──────── Exercise data ────────
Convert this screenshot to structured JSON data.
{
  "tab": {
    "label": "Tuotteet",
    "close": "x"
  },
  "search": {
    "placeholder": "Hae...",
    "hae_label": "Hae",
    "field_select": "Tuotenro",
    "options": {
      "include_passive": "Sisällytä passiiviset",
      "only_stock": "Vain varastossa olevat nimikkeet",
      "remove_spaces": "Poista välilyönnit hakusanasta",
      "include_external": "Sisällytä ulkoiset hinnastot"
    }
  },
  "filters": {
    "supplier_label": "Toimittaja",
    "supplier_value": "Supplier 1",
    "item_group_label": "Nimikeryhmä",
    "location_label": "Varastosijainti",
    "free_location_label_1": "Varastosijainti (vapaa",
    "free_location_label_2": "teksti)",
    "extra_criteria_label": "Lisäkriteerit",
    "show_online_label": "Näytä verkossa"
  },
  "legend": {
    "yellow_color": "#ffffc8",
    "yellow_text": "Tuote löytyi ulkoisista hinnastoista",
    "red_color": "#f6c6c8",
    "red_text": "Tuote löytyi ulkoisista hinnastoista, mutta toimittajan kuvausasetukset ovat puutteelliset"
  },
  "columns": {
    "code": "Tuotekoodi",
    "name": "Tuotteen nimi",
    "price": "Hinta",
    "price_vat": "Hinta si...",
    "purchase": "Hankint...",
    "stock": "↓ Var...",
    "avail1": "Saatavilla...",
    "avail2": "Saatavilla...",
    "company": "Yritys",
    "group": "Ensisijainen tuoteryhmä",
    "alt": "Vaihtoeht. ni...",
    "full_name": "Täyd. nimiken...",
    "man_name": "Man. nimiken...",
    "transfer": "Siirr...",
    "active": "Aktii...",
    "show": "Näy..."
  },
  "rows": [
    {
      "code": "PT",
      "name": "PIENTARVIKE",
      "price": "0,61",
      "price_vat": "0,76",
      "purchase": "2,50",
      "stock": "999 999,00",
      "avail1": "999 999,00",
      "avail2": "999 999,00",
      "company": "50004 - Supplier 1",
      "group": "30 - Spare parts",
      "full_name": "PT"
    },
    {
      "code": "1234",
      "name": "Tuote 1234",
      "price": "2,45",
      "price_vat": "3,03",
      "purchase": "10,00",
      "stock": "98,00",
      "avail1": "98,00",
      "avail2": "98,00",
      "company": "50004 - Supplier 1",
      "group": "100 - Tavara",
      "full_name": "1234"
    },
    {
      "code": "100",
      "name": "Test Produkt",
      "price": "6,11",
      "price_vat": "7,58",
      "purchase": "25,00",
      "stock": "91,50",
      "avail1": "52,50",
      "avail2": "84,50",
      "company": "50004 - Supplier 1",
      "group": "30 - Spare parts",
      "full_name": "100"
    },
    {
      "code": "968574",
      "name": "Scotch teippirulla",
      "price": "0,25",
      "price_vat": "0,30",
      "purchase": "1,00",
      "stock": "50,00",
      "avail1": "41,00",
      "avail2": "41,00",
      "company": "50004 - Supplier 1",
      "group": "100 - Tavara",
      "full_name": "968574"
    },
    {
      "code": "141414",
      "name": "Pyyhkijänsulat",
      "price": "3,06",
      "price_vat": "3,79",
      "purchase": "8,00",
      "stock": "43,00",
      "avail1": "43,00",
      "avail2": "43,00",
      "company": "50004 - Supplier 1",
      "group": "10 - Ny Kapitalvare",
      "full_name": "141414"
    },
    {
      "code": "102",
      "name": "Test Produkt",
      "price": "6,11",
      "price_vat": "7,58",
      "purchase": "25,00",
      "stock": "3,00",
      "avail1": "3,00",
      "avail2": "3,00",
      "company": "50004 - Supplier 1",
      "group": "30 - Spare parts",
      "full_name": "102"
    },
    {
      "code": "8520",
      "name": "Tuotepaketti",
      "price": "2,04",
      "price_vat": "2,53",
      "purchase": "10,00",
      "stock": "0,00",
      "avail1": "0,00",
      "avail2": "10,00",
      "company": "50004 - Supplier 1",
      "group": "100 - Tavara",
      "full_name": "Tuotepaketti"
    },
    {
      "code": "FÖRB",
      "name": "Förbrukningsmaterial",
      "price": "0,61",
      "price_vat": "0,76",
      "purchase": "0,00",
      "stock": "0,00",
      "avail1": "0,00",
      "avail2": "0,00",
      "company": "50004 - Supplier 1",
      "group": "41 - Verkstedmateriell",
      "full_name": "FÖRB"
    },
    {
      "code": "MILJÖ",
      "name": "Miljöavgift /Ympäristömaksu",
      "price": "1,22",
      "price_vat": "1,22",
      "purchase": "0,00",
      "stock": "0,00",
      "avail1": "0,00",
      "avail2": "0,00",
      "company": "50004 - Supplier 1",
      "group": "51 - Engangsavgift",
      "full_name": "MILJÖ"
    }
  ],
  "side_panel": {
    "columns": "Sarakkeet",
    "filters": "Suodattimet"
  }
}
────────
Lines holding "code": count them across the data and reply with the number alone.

10